What the task requires: Below are the records; collect from them each line containing the string "kind".

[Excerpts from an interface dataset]
=== Section Start ===
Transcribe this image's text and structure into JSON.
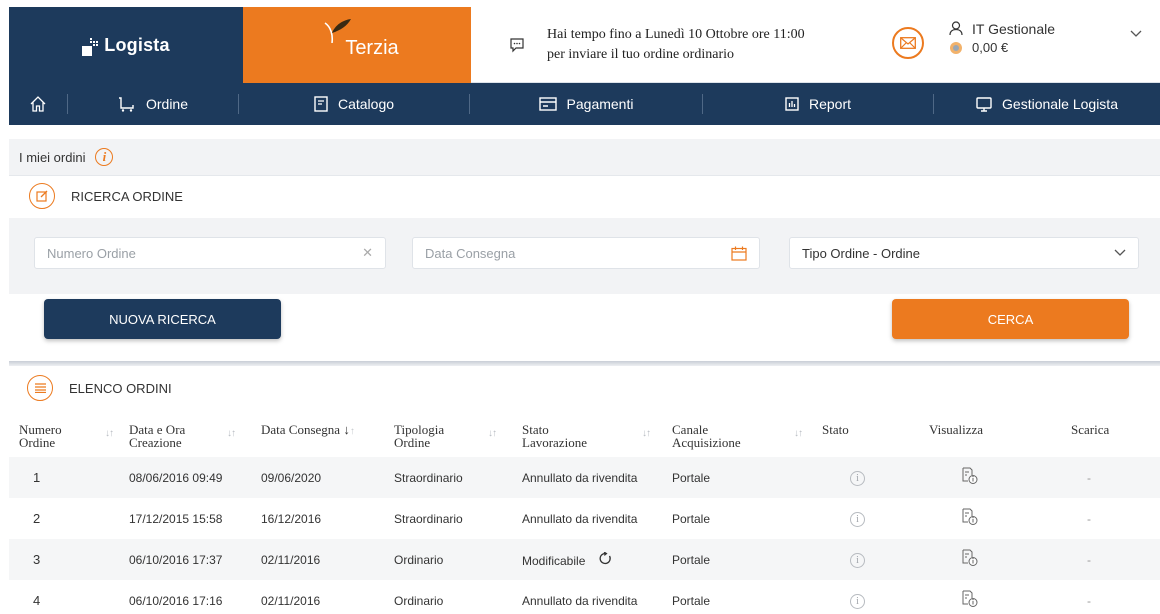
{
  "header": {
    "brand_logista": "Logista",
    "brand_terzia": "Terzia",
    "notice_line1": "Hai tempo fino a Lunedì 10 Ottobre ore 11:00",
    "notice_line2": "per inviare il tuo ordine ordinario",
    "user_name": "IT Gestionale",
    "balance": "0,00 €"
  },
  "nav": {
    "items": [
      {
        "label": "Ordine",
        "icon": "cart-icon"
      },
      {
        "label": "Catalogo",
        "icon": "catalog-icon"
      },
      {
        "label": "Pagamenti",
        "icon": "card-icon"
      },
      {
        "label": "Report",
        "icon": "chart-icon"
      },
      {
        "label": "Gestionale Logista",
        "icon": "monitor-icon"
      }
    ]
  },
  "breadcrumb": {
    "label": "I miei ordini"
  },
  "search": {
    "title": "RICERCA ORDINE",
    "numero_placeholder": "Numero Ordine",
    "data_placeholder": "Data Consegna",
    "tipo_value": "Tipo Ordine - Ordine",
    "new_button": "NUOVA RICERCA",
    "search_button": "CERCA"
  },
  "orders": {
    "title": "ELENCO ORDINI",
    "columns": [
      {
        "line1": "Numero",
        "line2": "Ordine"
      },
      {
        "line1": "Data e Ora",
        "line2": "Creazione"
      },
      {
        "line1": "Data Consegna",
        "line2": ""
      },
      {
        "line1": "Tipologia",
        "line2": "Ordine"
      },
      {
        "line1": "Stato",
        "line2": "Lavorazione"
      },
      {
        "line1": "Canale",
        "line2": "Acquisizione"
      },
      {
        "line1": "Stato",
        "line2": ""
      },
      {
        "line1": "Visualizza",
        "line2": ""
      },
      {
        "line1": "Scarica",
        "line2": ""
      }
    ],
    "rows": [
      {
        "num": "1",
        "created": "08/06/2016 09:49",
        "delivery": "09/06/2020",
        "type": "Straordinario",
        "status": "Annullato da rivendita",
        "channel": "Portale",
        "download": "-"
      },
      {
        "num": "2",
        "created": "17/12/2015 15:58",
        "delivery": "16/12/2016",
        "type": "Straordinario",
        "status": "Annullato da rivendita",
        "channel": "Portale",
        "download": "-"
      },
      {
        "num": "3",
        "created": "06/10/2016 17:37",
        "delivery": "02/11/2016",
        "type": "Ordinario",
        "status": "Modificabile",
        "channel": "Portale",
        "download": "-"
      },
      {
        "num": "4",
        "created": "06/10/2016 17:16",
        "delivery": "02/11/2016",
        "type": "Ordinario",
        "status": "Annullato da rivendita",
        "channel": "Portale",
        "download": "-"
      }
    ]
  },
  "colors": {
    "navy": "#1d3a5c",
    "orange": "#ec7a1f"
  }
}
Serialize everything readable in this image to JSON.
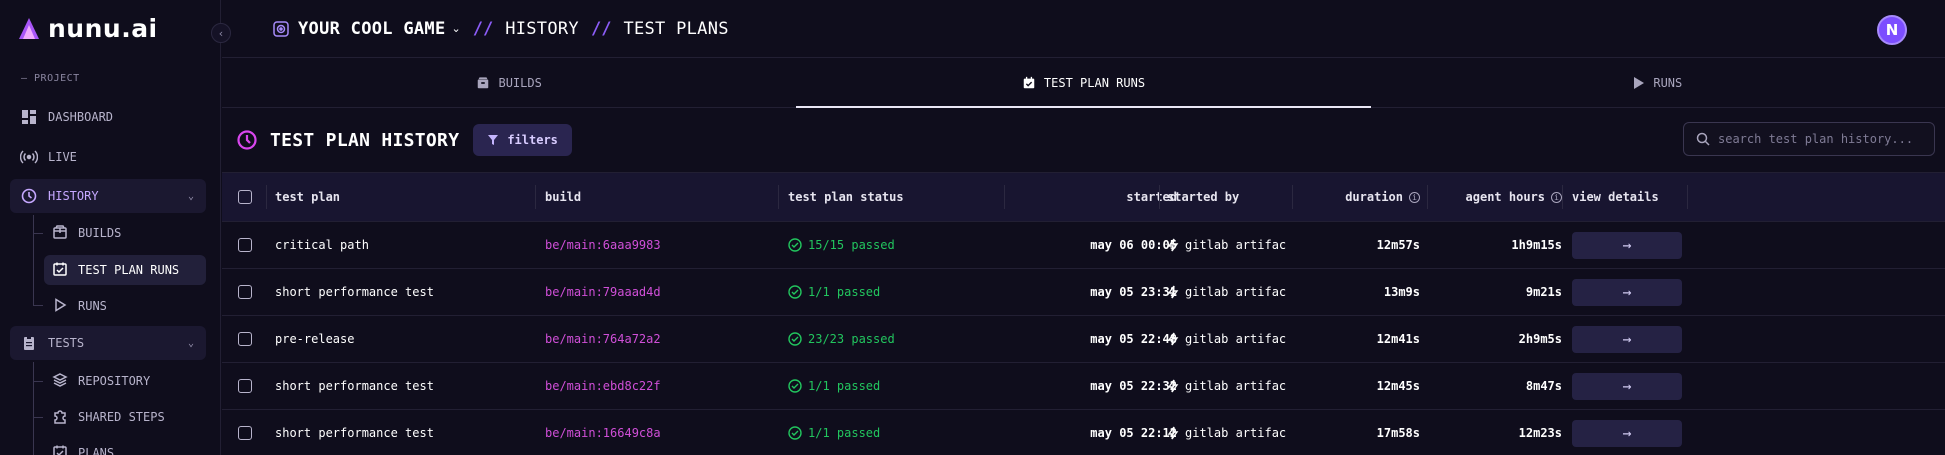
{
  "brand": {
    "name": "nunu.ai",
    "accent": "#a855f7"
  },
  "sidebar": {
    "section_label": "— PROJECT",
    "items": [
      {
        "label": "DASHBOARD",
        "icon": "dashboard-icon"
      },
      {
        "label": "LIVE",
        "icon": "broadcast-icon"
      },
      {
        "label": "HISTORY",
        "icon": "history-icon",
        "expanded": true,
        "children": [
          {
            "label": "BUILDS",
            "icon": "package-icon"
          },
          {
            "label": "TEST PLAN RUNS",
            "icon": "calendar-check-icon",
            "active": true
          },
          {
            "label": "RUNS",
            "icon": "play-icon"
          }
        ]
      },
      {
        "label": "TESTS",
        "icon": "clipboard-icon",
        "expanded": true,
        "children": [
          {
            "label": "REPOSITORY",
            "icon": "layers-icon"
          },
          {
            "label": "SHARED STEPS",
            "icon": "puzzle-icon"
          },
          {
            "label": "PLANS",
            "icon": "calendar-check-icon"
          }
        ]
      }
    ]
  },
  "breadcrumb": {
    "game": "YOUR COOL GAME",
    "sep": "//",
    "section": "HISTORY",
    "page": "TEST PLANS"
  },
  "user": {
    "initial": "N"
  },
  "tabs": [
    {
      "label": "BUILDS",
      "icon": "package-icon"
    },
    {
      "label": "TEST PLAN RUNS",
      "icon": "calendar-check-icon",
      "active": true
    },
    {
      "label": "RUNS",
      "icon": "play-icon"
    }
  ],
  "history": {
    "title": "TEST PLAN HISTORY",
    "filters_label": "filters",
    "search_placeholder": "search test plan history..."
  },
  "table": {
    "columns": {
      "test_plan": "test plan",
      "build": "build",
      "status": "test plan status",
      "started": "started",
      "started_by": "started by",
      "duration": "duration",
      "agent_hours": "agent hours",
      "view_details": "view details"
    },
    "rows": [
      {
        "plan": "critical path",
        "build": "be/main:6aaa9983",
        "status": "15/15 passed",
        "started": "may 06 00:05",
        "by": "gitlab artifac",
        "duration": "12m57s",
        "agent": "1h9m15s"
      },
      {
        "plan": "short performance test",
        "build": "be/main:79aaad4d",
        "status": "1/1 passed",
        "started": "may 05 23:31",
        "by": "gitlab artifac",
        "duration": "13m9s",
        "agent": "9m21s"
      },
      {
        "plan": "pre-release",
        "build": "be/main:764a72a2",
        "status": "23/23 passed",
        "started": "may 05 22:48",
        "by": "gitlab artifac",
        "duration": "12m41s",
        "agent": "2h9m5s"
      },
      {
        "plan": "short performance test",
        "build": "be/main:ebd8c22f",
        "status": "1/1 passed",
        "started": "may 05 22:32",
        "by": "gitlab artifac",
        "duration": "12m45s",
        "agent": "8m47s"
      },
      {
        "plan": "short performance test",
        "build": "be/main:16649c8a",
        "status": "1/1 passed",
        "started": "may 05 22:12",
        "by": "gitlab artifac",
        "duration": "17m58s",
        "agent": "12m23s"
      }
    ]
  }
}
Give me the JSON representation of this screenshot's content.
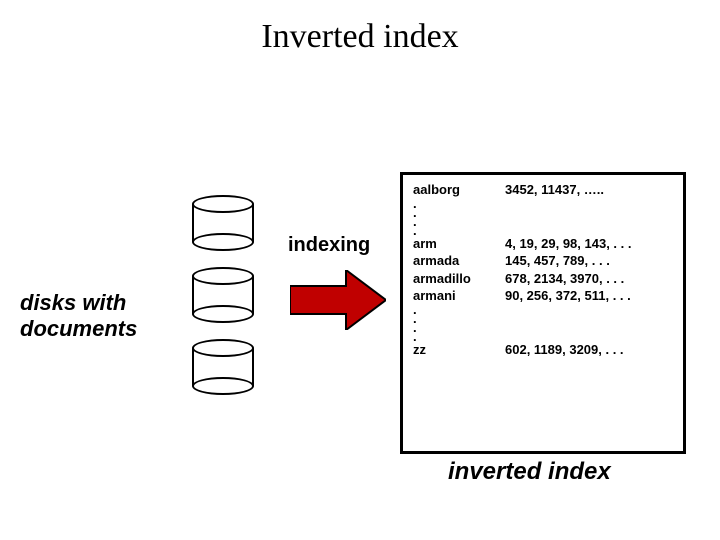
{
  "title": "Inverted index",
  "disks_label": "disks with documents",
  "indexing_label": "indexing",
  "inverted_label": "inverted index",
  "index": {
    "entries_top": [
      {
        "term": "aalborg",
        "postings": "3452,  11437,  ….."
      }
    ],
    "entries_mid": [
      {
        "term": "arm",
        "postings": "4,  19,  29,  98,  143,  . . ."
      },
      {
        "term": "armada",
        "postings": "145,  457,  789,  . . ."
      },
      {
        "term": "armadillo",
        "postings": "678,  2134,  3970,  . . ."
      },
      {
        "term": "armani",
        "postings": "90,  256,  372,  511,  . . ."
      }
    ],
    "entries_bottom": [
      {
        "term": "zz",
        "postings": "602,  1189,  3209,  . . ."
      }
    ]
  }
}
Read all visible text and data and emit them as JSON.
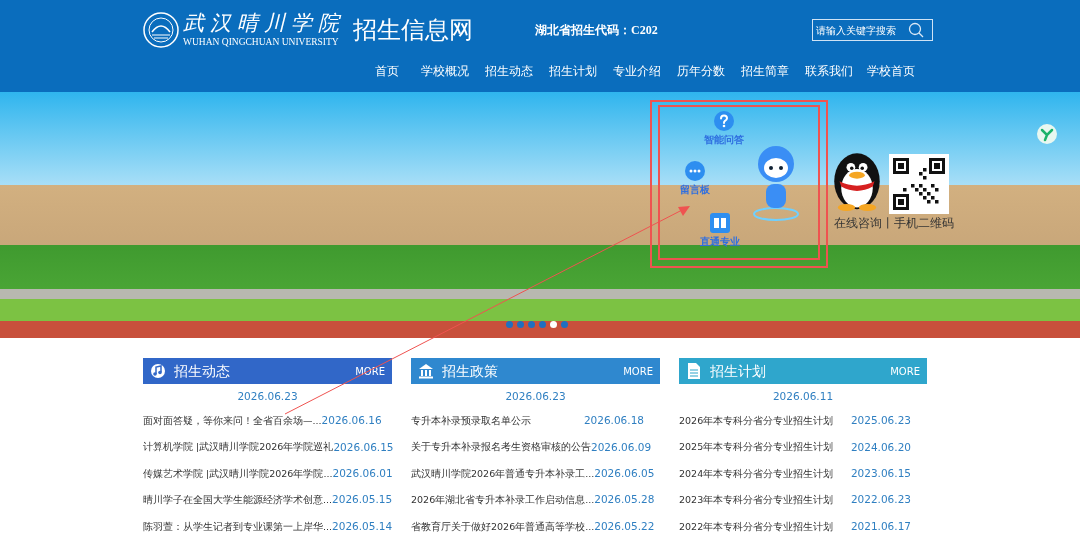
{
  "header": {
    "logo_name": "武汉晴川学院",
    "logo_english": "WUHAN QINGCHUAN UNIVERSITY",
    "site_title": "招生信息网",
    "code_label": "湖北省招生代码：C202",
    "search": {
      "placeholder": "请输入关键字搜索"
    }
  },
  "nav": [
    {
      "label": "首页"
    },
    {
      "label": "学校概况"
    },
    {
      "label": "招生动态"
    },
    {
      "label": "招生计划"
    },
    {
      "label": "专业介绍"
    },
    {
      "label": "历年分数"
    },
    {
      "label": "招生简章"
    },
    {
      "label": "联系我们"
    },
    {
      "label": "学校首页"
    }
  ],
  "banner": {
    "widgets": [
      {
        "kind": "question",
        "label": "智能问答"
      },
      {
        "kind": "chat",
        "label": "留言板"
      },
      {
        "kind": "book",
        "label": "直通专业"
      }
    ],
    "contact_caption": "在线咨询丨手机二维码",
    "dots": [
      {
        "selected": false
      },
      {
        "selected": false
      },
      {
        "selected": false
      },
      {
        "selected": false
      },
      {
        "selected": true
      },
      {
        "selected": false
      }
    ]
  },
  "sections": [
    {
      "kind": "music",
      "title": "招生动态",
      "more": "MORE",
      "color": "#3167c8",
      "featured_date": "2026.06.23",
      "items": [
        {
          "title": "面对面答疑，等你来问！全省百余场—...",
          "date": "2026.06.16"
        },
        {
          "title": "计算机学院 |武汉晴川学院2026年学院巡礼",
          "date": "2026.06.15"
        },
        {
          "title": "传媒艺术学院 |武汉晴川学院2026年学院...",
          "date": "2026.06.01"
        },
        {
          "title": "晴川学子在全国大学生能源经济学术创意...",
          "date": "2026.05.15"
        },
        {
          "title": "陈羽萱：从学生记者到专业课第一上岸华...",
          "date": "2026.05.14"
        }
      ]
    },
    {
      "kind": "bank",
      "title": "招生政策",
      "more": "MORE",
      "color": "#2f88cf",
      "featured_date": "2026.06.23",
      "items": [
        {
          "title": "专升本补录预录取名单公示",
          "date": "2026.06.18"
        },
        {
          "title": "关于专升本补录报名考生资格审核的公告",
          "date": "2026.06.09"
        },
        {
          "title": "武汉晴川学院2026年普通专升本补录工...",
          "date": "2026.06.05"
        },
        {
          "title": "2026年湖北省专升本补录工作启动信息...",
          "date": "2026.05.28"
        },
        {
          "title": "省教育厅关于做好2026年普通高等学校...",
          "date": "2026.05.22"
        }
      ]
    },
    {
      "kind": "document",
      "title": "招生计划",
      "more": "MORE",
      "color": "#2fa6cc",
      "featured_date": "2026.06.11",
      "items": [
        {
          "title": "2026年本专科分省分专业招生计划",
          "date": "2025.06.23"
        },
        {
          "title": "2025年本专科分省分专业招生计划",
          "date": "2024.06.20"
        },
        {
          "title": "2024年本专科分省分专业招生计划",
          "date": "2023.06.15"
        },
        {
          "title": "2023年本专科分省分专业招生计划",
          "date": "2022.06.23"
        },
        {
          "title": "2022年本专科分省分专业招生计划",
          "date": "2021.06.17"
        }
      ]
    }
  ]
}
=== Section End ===
Solution to the problem:
        "kind": "question",
        "kind": "chat",
        "kind": "book",
      "kind": "music",
      "kind": "bank",
      "kind": "document",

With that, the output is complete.